WORK ITEM: Word for word, copy out the entries below, but not the pictures in them.

SOURCE MATERIAL:
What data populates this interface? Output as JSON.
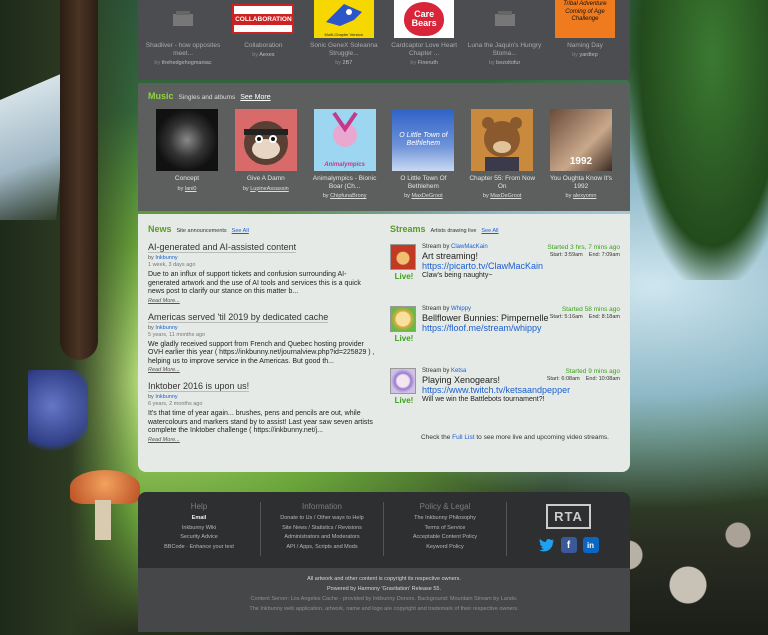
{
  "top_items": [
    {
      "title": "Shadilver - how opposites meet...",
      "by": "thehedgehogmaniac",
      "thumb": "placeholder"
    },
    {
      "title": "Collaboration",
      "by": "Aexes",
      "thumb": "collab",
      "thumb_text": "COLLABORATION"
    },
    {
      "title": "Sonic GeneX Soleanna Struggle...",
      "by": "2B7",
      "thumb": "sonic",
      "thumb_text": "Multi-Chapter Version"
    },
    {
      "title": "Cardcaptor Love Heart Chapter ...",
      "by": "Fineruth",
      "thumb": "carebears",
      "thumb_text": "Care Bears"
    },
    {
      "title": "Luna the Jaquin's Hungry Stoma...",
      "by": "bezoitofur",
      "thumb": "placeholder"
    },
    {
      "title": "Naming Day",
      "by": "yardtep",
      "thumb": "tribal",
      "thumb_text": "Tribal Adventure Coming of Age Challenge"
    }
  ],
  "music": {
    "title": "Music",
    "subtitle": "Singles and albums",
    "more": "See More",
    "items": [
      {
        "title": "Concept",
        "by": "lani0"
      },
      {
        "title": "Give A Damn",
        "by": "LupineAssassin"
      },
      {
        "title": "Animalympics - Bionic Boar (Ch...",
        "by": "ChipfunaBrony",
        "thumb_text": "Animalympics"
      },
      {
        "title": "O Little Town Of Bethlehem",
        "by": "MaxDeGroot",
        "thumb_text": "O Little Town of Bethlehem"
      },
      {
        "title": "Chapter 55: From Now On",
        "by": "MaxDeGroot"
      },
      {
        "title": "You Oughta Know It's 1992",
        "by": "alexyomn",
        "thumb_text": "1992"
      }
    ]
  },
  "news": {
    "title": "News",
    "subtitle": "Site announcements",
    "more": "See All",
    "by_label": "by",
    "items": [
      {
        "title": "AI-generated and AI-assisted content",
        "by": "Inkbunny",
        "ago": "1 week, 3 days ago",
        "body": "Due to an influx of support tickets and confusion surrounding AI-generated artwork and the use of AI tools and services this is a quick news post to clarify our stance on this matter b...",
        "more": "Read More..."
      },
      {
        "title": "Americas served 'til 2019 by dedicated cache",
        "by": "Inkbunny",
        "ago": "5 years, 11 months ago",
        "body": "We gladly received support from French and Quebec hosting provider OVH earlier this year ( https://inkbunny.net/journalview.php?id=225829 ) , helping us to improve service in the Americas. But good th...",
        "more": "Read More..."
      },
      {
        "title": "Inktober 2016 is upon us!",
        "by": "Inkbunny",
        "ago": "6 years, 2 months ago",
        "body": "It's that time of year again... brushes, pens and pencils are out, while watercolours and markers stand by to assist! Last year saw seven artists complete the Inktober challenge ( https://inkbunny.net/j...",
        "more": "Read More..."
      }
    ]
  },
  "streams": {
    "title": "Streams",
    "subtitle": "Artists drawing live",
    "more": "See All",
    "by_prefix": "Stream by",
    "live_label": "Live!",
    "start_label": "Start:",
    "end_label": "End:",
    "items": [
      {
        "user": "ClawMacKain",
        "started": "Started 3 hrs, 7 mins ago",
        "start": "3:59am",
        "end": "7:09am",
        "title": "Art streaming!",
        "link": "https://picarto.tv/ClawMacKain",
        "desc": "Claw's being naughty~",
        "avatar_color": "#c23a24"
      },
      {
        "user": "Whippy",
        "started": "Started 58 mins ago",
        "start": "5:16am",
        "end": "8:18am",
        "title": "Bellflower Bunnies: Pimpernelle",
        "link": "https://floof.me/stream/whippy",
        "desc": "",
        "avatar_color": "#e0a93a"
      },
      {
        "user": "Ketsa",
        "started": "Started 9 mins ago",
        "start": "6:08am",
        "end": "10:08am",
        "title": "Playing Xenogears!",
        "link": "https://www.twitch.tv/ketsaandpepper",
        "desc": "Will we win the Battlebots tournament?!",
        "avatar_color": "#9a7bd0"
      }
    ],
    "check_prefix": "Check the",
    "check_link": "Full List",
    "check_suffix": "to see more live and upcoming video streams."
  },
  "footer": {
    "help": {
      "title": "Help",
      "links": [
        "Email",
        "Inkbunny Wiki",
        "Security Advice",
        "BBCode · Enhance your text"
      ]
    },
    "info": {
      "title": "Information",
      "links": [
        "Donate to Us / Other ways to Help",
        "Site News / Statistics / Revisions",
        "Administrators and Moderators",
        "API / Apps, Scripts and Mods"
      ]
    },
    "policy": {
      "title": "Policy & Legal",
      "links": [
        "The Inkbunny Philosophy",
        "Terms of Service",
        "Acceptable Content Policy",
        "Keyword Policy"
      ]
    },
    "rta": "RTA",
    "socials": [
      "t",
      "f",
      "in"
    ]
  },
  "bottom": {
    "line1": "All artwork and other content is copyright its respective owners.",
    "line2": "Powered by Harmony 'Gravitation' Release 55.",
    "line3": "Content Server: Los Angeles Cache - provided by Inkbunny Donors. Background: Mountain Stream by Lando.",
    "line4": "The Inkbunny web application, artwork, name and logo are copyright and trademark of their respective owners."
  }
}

ANSWER:
What data populates this interface? Output as JSON.
{
  "top_items": [
    {
      "title": "Shadilver - how opposites meet...",
      "by": "thehedgehogmaniac",
      "thumb": "placeholder"
    },
    {
      "title": "Collaboration",
      "by": "Aexes",
      "thumb": "collab",
      "thumb_text": "COLLABORATION"
    },
    {
      "title": "Sonic GeneX Soleanna Struggle...",
      "by": "2B7",
      "thumb": "sonic",
      "thumb_text": "Multi-Chapter Version"
    },
    {
      "title": "Cardcaptor Love Heart Chapter ...",
      "by": "Fineruth",
      "thumb": "carebears",
      "thumb_text": "Care Bears"
    },
    {
      "title": "Luna the Jaquin's Hungry Stoma...",
      "by": "bezoitofur",
      "thumb": "placeholder"
    },
    {
      "title": "Naming Day",
      "by": "yardtep",
      "thumb": "tribal",
      "thumb_text": "Tribal Adventure Coming of Age Challenge"
    }
  ],
  "music": {
    "title": "Music",
    "subtitle": "Singles and albums",
    "more": "See More",
    "items": [
      {
        "title": "Concept",
        "by": "lani0"
      },
      {
        "title": "Give A Damn",
        "by": "LupineAssassin"
      },
      {
        "title": "Animalympics - Bionic Boar (Ch...",
        "by": "ChipfunaBrony",
        "thumb_text": "Animalympics"
      },
      {
        "title": "O Little Town Of Bethlehem",
        "by": "MaxDeGroot",
        "thumb_text": "O Little Town of Bethlehem"
      },
      {
        "title": "Chapter 55: From Now On",
        "by": "MaxDeGroot"
      },
      {
        "title": "You Oughta Know It's 1992",
        "by": "alexyomn",
        "thumb_text": "1992"
      }
    ]
  },
  "news": {
    "title": "News",
    "subtitle": "Site announcements",
    "more": "See All",
    "by_label": "by",
    "items": [
      {
        "title": "AI-generated and AI-assisted content",
        "by": "Inkbunny",
        "ago": "1 week, 3 days ago",
        "body": "Due to an influx of support tickets and confusion surrounding AI-generated artwork and the use of AI tools and services this is a quick news post to clarify our stance on this matter b...",
        "more": "Read More..."
      },
      {
        "title": "Americas served 'til 2019 by dedicated cache",
        "by": "Inkbunny",
        "ago": "5 years, 11 months ago",
        "body": "We gladly received support from French and Quebec hosting provider OVH earlier this year ( https://inkbunny.net/journalview.php?id=225829 ) , helping us to improve service in the Americas. But good th...",
        "more": "Read More..."
      },
      {
        "title": "Inktober 2016 is upon us!",
        "by": "Inkbunny",
        "ago": "6 years, 2 months ago",
        "body": "It's that time of year again... brushes, pens and pencils are out, while watercolours and markers stand by to assist! Last year saw seven artists complete the Inktober challenge ( https://inkbunny.net/j...",
        "more": "Read More..."
      }
    ]
  },
  "streams": {
    "title": "Streams",
    "subtitle": "Artists drawing live",
    "more": "See All",
    "by_prefix": "Stream by",
    "live_label": "Live!",
    "start_label": "Start:",
    "end_label": "End:",
    "items": [
      {
        "user": "ClawMacKain",
        "started": "Started 3 hrs, 7 mins ago",
        "start": "3:59am",
        "end": "7:09am",
        "title": "Art streaming!",
        "link": "https://picarto.tv/ClawMacKain",
        "desc": "Claw's being naughty~",
        "avatar_color": "#c23a24"
      },
      {
        "user": "Whippy",
        "started": "Started 58 mins ago",
        "start": "5:16am",
        "end": "8:18am",
        "title": "Bellflower Bunnies: Pimpernelle",
        "link": "https://floof.me/stream/whippy",
        "desc": "",
        "avatar_color": "#e0a93a"
      },
      {
        "user": "Ketsa",
        "started": "Started 9 mins ago",
        "start": "6:08am",
        "end": "10:08am",
        "title": "Playing Xenogears!",
        "link": "https://www.twitch.tv/ketsaandpepper",
        "desc": "Will we win the Battlebots tournament?!",
        "avatar_color": "#9a7bd0"
      }
    ],
    "check_prefix": "Check the",
    "check_link": "Full List",
    "check_suffix": "to see more live and upcoming video streams."
  },
  "footer": {
    "help": {
      "title": "Help",
      "links": [
        "Email",
        "Inkbunny Wiki",
        "Security Advice",
        "BBCode · Enhance your text"
      ]
    },
    "info": {
      "title": "Information",
      "links": [
        "Donate to Us / Other ways to Help",
        "Site News / Statistics / Revisions",
        "Administrators and Moderators",
        "API / Apps, Scripts and Mods"
      ]
    },
    "policy": {
      "title": "Policy & Legal",
      "links": [
        "The Inkbunny Philosophy",
        "Terms of Service",
        "Acceptable Content Policy",
        "Keyword Policy"
      ]
    },
    "rta": "RTA",
    "socials": [
      "t",
      "f",
      "in"
    ]
  },
  "bottom": {
    "line1": "All artwork and other content is copyright its respective owners.",
    "line2": "Powered by Harmony 'Gravitation' Release 55.",
    "line3": "Content Server: Los Angeles Cache - provided by Inkbunny Donors. Background: Mountain Stream by Lando.",
    "line4": "The Inkbunny web application, artwork, name and logo are copyright and trademark of their respective owners."
  }
}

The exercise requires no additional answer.